Points in Topological Space

Let $T = \left({S, \tau}\right)$ be a topological space.

Let $a, b \in S$ be such that there exists a path from $a$ to $b$.

That is, there exists a continuous mapping $f: \left[{0 \,.\,.\, 1}\right] \to S$ such that $f \left({0}\right) = a$ and $f \left({1}\right) = b$.

Then $a$ and $b$ are path-connected in $T$.


Set of Topological Space

Let $T = \left({S, \tau}\right)$ be a topological space.

Let $U \subseteq S$ be a subset of $S$.

Let $T' = \left({U, \tau_U}\right)$ be the subspace of $T$ induced by $U$.


Then $U$ is a path-connected set in $T$ if and only if every two points in $U$ are path-connected in $T\,'$.


That is, $U$ is a path-connected set in $T$ if and only if:

for every $x, y \in U$, there exists a continuous mapping $f: \left[{0 \,.\,.\, 1}\right] \to U$ such that $f \left({0}\right) = x$ and $f \left({1}\right) = y$.


Topological Space

Let $T = \struct {S, \tau}$ be a topological space.


Then $T$ is a path-connected space if and only if $S$ is a path-connected set of $T$.


That is, $T$ is a path-connected space if and only if:

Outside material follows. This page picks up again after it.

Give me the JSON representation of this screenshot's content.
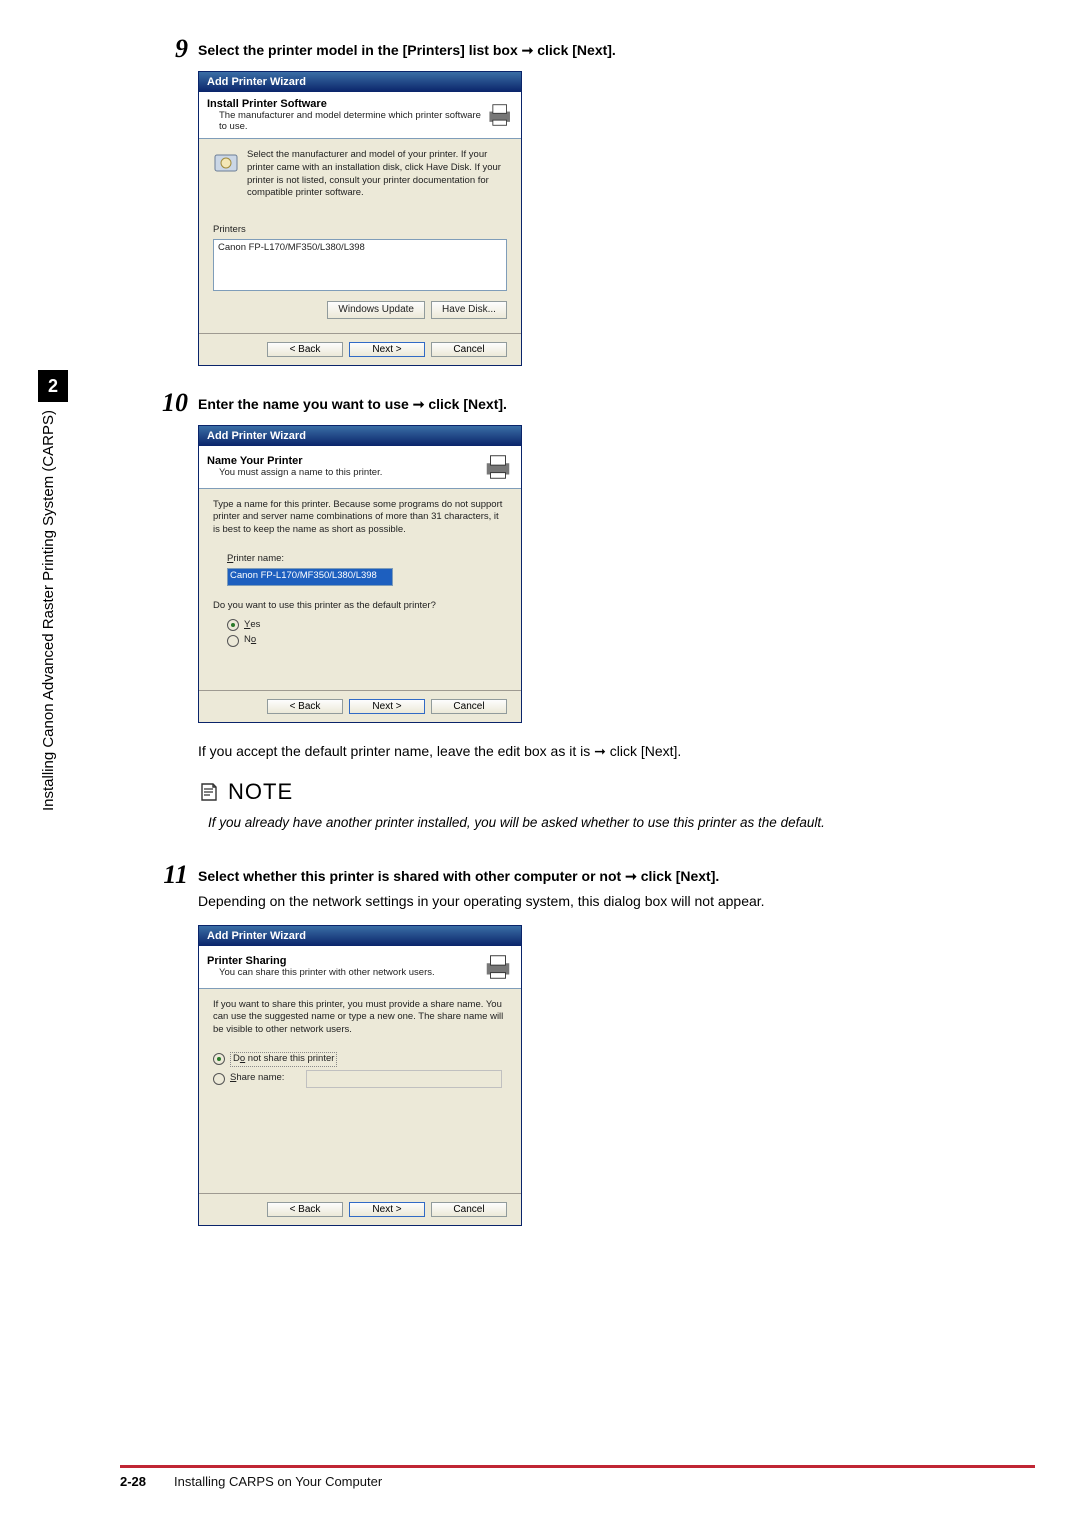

for every $x, y \in S$, there exists a continuous mapping $f: \closedint 0 1 \to S$ such that $\map f 0 = x$ and $\map f 1 = y$.


Also known as

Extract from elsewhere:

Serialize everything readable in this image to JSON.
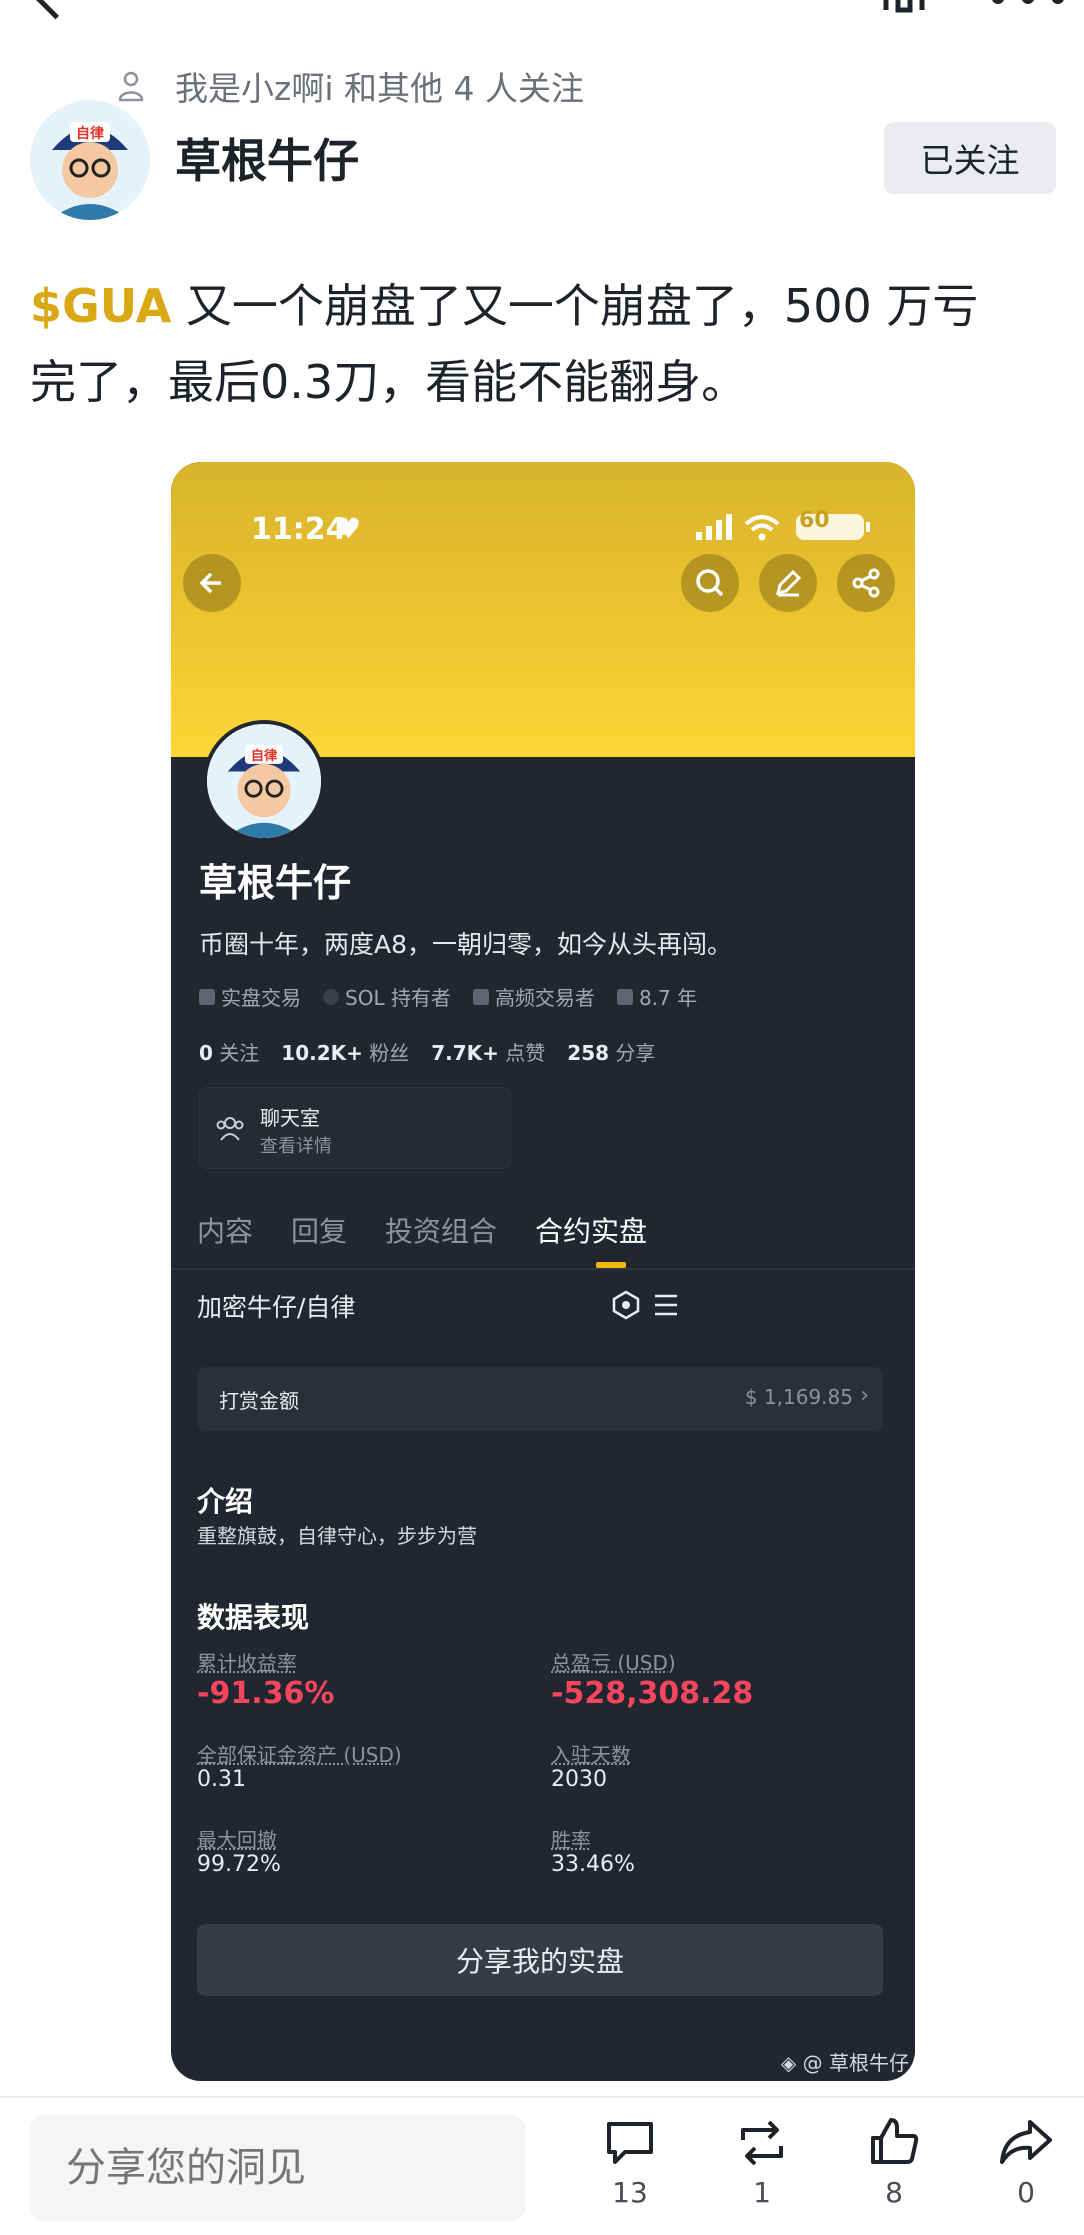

Some sources do not hyphenate, but instead report this as path connected.


Also see

  • Results about path-connected spaces can be found here.